Resurrection Man is the first of two books I read this week that Tom Tomorrow convinced me to buy. Really, it wasn’t that hard a sell; in a way, I feel like writer Dan Abnett is my homeboy after he kindly granted this site our first major interview a few months ago. He’s a stand-up guy and a solid writer, and despite my hesitance about whether this series could live again — pun intended — I really wanted to like it.
I must say, I was surprised at how much I enjoyed Resurrection Man #1. It’s already in my top five relaunch books, and though it could certainly be knocked out in the next couple weeks, it will remain a strong debut that will have me happily returning to future installments.
What do I like about it? For one, the core concept is incredibly strong. Our hero, Mitch Shelley (aka Resurrection Man himself) has been granted the unique ability to never die — any time something would kill him, he simply pops back to life about a half hour later. Each time he does so, he manifests a new superpower, seemingly at random. This debut issue sees Mitch gaining control of magnetism and then possessing the ability to turn into water. A power set like that means that Abnett and co-writer Andy Lanning can keep things creative on the superhero front for a long time.

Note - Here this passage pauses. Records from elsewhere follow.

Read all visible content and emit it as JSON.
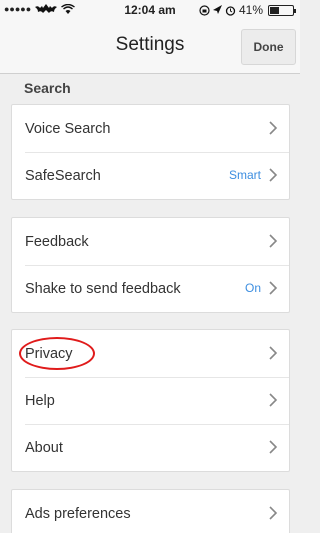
{
  "status_bar": {
    "signal": "●●●●●",
    "time": "12:04 am",
    "battery_percent": "41%",
    "battery_level": 0.41
  },
  "nav": {
    "title": "Settings",
    "done_label": "Done"
  },
  "search_section": {
    "header": "Search",
    "items": [
      {
        "label": "Voice Search",
        "value": ""
      },
      {
        "label": "SafeSearch",
        "value": "Smart"
      }
    ]
  },
  "feedback_section": {
    "items": [
      {
        "label": "Feedback",
        "value": ""
      },
      {
        "label": "Shake to send feedback",
        "value": "On"
      }
    ]
  },
  "info_section": {
    "items": [
      {
        "label": "Privacy",
        "value": ""
      },
      {
        "label": "Help",
        "value": ""
      },
      {
        "label": "About",
        "value": ""
      }
    ]
  },
  "ads_section": {
    "items": [
      {
        "label": "Ads preferences",
        "value": ""
      }
    ]
  },
  "colors": {
    "accent": "#3d8ee0",
    "annotation": "#e01b1b"
  }
}
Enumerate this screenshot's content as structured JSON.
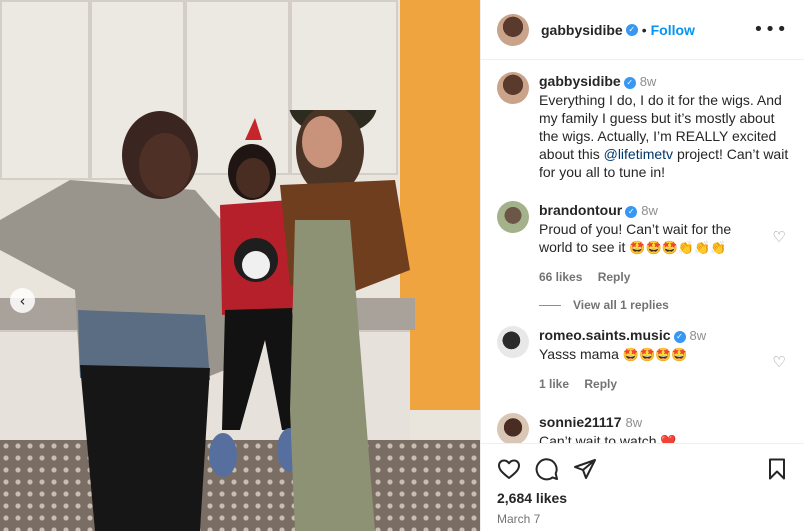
{
  "post": {
    "author": "gabbysidibe",
    "follow_label": "Follow",
    "separator": "•",
    "more_label": "•••",
    "likes": "2,684 likes",
    "date": "March 7"
  },
  "caption": {
    "username": "gabbysidibe",
    "time": "8w",
    "text_before": "Everything I do, I do it for the wigs. And my family I guess but it’s mostly about the wigs. Actually, I’m REALLY excited about this ",
    "mention": "@lifetimetv",
    "text_after": " project! Can’t wait for you all to tune in!"
  },
  "comments": [
    {
      "username": "brandontour",
      "time": "8w",
      "text": "Proud of you! Can’t wait for the world to see it ",
      "emojis": "🤩🤩🤩👏👏👏",
      "likes": "66 likes",
      "reply": "Reply",
      "view_replies": "View all 1 replies"
    },
    {
      "username": "romeo.saints.music",
      "time": "8w",
      "text": "Yasss mama ",
      "emojis": "🤩🤩🤩🤩",
      "likes": "1 like",
      "reply": "Reply"
    },
    {
      "username": "sonnie21117",
      "time": "8w",
      "text": "Can’t wait to watch ",
      "emojis": "❤️"
    }
  ],
  "icons": {
    "like": "heart-icon",
    "comment": "comment-icon",
    "share": "share-icon",
    "save": "bookmark-icon",
    "prev": "chevron-left-icon"
  },
  "nav": {
    "prev_glyph": "‹"
  },
  "colors": {
    "accent": "#0095f6",
    "verified": "#3897f0",
    "wall": "#f0a440"
  }
}
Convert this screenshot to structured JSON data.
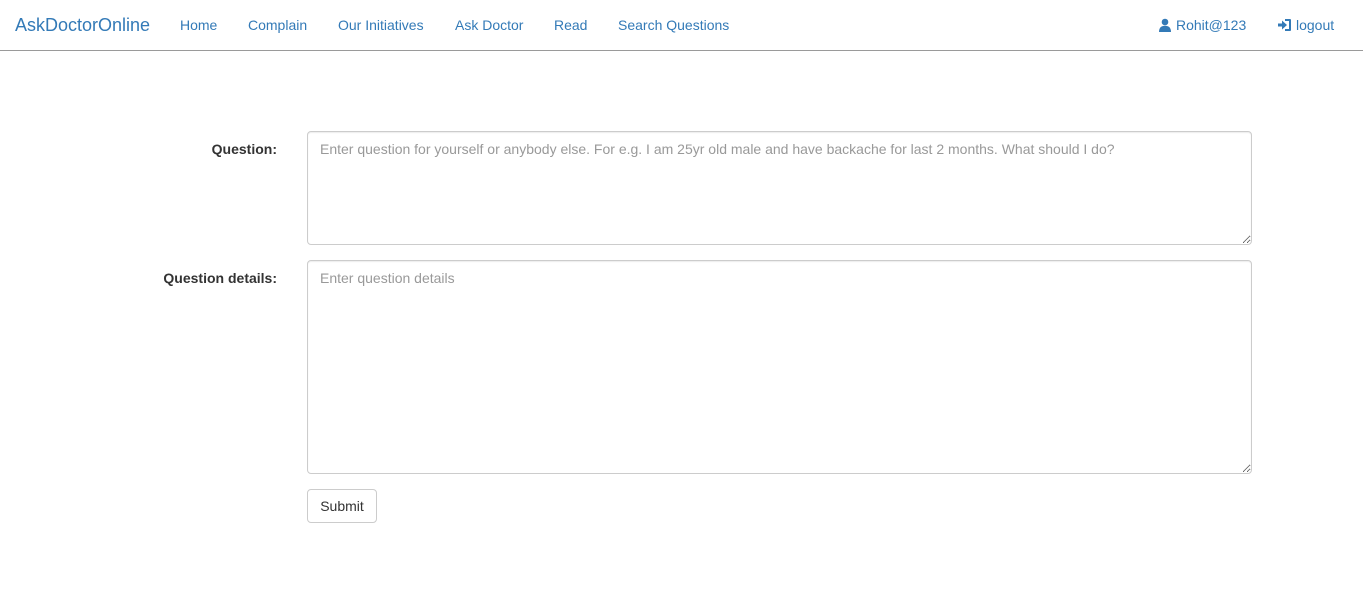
{
  "navbar": {
    "brand": "AskDoctorOnline",
    "links": [
      {
        "label": "Home"
      },
      {
        "label": "Complain"
      },
      {
        "label": "Our Initiatives"
      },
      {
        "label": "Ask Doctor"
      },
      {
        "label": "Read"
      },
      {
        "label": "Search Questions"
      }
    ],
    "user": {
      "label": "Rohit@123",
      "icon": "user-icon"
    },
    "logout": {
      "label": "logout",
      "icon": "login-icon"
    },
    "link_color": "#337ab7"
  },
  "form": {
    "question": {
      "label": "Question:",
      "value": "",
      "placeholder": "Enter question for yourself or anybody else. For e.g. I am 25yr old male and have backache for last 2 months. What should I do?"
    },
    "details": {
      "label": "Question details:",
      "value": "",
      "placeholder": "Enter question details"
    },
    "submit_label": "Submit"
  }
}
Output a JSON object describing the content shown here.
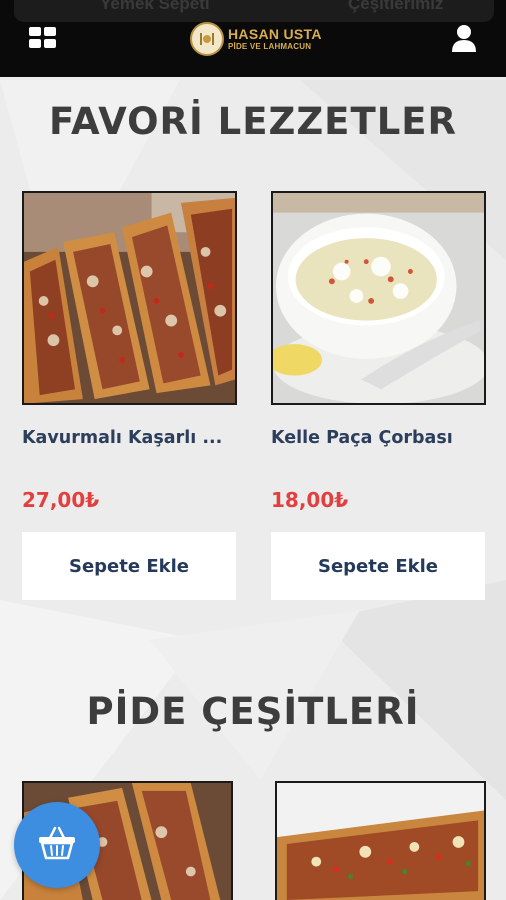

As you might imagine, Mitch’s ability is both a blessing and a curse. The cost of superpowers and immortality is a lot of pain and a lot of confusion. We find out halfway through this issue that Shelley’s soul is in high demand among the creatures of the afterlife — both Heaven and Hell have seemingly sent agents to retrieve it. Shelley, meanwhile, just wants to help people; he’s compelled by his abilities to do, in his words, “a new… thing I just have to do” every time he comes back.
That vagueness is the biggest thing that hurts this issue, in my opinion. I understand the need for mysteries, especially in a debut — readers need some hook to keep coming back — but I might have liked a little more explanation nonetheless. What is Shelley doing in the first place, for instance? Presumably he hops on a jet to Portland to save someone there, but we don’t know that for sure. Also, why does this first issue’s main antagonist, named simply “Sue,” feel compelled to “escort [Mitch] off the flight” before catastrophe strikes? Wouldn’t he just regenerate anyway — he can’t die, right? I’m sure there are answers to both those questions, but I feel it’s strange to leave two such major plot points open from the word “go;” Abnett and Lanning are trusting on their hero being compelling enough to carry us through to the second issue.
I must say, I also didn’t love the art on this book. It comes courtesy of Fernando Dagnino, whose previous credits include Justice League: Generation Lost. I actually thought Dagnino was the best part of Generation Lost artistically, but there he had an inker. Here he inks himself, which can be troublesome. Between his present ink lines and the overly muted colors of Rob Leigh, Dagnino’s solid pencilwork seems to get lost. I realize this book needs to establish a darker tone visually to fit its mood, and it does fine at that, but the whole thing still ends up looking a little sketchier than I’d like.
Still, the idea alone behind Resurrection Man is solid, and the mystery set up in the first issue is more than enough for me to continue following. I’m really happy I liked this book — it would break my heart to give Abnett a bad review — but I’m really surprised I liked it as much as I did. But then, that’s what this New 52 is all about, right?
Pull list verdict: KEEP IT
My Best of 2012 Playlist by Eric Garneau
After being inspired by some friends, for the past few years I’ve been really into documenting my musical exploration with year-end mixes. I realize this is not a particularly novel thing to do, but hey, who has original ideas any more? Anyway, this has gotten even easier to do thanks to new technology like Spotify. read more